"Baseball fans can be the cruelest, most vicious fans of any sport anywhere," declared Kansas City third baseman George Brett as the Royals prepared for their first road trip since Darrell Porter's weekend return from a therapy center.

The Royals weren't too worried about the first stop -- Toronto, where Blue Jay fans are too euphoric about being atop AL East to malign anybody -- tacitly Brett gives next stop, Baltimore, credit for civility by saying:

"Just wait till we go to New York and Chicago. They'll eat him alive."

Teammate Hal McRae says Porter erred in confessing to drug addiction along with the previously revealed drinking problem."People will accept an alcoholic," said McRae. "Comedians make jokes about drunks. But nobody makes jokes about drug addicts. Society just won't accept a drug addict. Wait till when Darrell is in a slump -- what do you think people are going to blame it on? Darrell's the kind of guy who's always taken a lot of junk from the fans anyway. Now it's going to be a thousand times worse."

Pitcher Paul Splittorff put in: "It's going to be horrible. But I know Darrell, and I think he's going to be able to deal with it". . .

Jim Valvano, the N.C. State basketball coach since leaving Iona last month, denies a New York newspaper report that he was aware his star center at the New Rochelle, N.Y., school, Jeff Ruland, had signed with and received payments from professional agent Paul Corvino that were illegal under NCAA regulations.
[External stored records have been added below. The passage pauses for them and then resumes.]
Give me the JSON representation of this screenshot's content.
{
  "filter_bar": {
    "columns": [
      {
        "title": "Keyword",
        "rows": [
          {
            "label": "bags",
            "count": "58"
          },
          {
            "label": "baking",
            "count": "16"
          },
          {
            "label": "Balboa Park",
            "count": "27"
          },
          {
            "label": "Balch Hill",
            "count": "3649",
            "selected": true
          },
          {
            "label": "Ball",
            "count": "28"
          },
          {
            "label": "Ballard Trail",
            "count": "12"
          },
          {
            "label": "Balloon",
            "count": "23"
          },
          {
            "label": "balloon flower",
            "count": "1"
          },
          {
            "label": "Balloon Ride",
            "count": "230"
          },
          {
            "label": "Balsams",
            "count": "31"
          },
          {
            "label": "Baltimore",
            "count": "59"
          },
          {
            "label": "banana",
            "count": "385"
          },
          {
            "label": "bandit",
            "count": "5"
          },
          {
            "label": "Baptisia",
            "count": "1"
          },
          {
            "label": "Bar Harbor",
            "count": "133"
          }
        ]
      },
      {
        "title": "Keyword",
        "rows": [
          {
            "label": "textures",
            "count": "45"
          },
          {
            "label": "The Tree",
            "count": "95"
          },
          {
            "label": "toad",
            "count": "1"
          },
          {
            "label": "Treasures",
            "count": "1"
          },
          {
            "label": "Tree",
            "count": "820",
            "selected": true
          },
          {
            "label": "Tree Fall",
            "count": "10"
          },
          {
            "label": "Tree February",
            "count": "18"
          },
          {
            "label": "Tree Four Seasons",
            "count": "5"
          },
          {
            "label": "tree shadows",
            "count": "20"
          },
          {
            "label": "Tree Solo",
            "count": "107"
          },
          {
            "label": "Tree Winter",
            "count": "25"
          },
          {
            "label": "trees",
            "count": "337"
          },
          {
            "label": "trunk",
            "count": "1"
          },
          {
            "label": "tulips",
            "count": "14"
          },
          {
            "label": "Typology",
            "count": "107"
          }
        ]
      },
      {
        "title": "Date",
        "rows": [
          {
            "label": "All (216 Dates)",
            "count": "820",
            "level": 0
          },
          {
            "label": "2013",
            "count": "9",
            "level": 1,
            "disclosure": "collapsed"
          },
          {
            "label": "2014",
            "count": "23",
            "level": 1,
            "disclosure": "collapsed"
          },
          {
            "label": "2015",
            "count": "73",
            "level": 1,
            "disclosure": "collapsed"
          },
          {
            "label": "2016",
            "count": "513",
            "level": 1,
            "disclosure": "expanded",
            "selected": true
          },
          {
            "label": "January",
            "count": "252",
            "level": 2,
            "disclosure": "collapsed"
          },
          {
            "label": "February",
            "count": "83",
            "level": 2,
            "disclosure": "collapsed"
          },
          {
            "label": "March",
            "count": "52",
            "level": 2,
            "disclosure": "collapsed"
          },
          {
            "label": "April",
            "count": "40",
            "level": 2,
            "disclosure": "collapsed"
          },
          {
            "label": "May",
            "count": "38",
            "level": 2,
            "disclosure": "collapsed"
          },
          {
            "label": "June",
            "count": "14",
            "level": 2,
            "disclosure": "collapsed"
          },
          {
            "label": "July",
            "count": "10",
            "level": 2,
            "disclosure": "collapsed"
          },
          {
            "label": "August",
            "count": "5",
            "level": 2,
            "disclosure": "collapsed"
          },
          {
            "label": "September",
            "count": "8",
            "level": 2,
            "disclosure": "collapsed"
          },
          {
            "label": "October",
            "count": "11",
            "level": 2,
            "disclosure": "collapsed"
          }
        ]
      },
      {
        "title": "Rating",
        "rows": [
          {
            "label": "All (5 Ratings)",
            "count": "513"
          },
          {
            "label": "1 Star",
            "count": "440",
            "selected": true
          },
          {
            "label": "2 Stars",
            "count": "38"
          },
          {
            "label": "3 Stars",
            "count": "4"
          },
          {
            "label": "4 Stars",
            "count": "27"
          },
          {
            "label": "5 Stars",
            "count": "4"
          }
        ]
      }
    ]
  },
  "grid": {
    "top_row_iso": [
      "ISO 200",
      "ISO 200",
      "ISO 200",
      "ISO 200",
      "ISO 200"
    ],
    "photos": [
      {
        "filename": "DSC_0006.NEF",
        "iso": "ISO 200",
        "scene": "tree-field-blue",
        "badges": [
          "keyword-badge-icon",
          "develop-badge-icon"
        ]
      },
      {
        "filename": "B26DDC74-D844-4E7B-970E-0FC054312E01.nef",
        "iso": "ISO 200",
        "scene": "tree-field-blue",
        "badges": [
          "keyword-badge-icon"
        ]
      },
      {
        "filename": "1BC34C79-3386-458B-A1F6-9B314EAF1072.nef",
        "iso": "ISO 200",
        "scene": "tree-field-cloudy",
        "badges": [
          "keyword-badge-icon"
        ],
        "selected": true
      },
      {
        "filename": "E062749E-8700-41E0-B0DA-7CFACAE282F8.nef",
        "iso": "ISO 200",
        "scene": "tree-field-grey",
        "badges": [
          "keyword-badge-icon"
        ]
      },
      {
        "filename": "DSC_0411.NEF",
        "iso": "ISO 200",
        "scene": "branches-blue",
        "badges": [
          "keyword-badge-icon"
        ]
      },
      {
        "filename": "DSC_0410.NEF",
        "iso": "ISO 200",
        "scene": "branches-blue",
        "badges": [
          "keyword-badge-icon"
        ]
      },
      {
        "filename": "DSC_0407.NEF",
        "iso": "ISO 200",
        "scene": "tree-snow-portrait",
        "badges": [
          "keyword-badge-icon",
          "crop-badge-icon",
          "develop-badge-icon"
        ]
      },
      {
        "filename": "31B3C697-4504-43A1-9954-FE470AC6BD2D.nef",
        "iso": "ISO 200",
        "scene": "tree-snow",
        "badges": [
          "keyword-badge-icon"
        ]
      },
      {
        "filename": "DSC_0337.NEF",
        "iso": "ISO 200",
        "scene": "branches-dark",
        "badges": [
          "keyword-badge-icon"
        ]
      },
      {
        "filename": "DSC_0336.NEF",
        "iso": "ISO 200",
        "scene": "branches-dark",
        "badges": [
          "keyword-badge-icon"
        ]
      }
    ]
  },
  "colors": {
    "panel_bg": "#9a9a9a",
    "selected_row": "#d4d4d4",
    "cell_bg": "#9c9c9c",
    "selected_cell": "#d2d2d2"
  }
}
Ruland entered the NBA draft pool when discovery of an arrangement with the agent made him ineligible for his senior year -- and perhaps, retroactively, his just-completed junior campaign.

Valvano said he never heard of Corvino until after the past season.

That's right, echoes Corvino, adding, "The only thing Jeff signed with me was a paper a year ago endorsing Ronald Reagan, and there was no money involved." . . .

Bill Stein, Georgetown assistant basketball coach, asks us to clarify, re Saturday's item, that the Hoyas didn't "lose" 6-foot-11 Philadelphia Tony Costner to St Joseph's -- rather, "we told Costner three weeks ago we no longer were recruiting him, because we got a commitment out of another kid." Similar size? "Yes." Maybe the committed one's identity will leak at tonight's GU basketball awards banquet, Sheraton National in Arlington. Guest speaker: Derrick Jackson, the all-time Hoya scorer who played the past two seasons with Athletes in Action . . .

Joe Thomas, the former Dolphin, Colt and 49er honcho, will do on-the-scene analysis of the NFL draft from ESPN's anchor position at New York's Sheraton Centre today. Coverage starts 10 a.m.; viewable in this area on ARTEC, the Arlington cable TV system . . . The NFL Management Council filled its vacant post of executive director yesterday with John Donlan, v.p. industrial relations, National Airlines . . .

Recruiting? Webb Heintzelman, the Walt Whitman High star who won last year's Bubby Worsham tourney among many other area junior events and made the National Junior Amateur quarterfinals, has signed with U. of South Carolina. . .

Vince Gibson is Tulane's new football coach, and U. of Louisville coupled his introduction in New Orleans with promotion of Bob Weber, his offensive coordinator the past four years at Lou'vl and before that at Kansas State, to succeed him. Gibson signed a four-year contract at Tulane, taking with him a 56-83-2 record for 13 years at K-State and Louisville; 4-6-1 last season.

Vince Dooley of Georgia, speaking of coaching Vinces, visited Washington the other day on tour in the American Football Coaches Association's continuing promotion of physical fitness for Americans. The program is in its 18th year, since President John Kennedy lit the fire. And would you believe that Dooley, heading just into his 17th year at Georgia, trails only Bear Bryant of Alabama and Bill Yeoman of Houston in head-coaching longevity among almost 150 schools in Division I-A? . . .

Never a doubt, Jerry Ford will paly in the May 28 pro-am prelude to the Kemper Open at Congressional. The former president has his handicap down to 14 . . . One more excellent benefit golf event: 12th annual Poor Robert's, this Friday at Glenn Dale. Benefits Georgetown Big Brothers. Features cream of area and regional amateur crop, with Buddy Marucci of Philly defending his title against likes of Jay Sigel (low amateur in the Masters), Marty West, Vinny Giles and more. Call tournament chairman Bobby Abbo to sign up for a you-don't-have-to-be-a-star foursome for 9:30 a.m. shotgun star; championship division tees off at 1:30. Rain, Scat.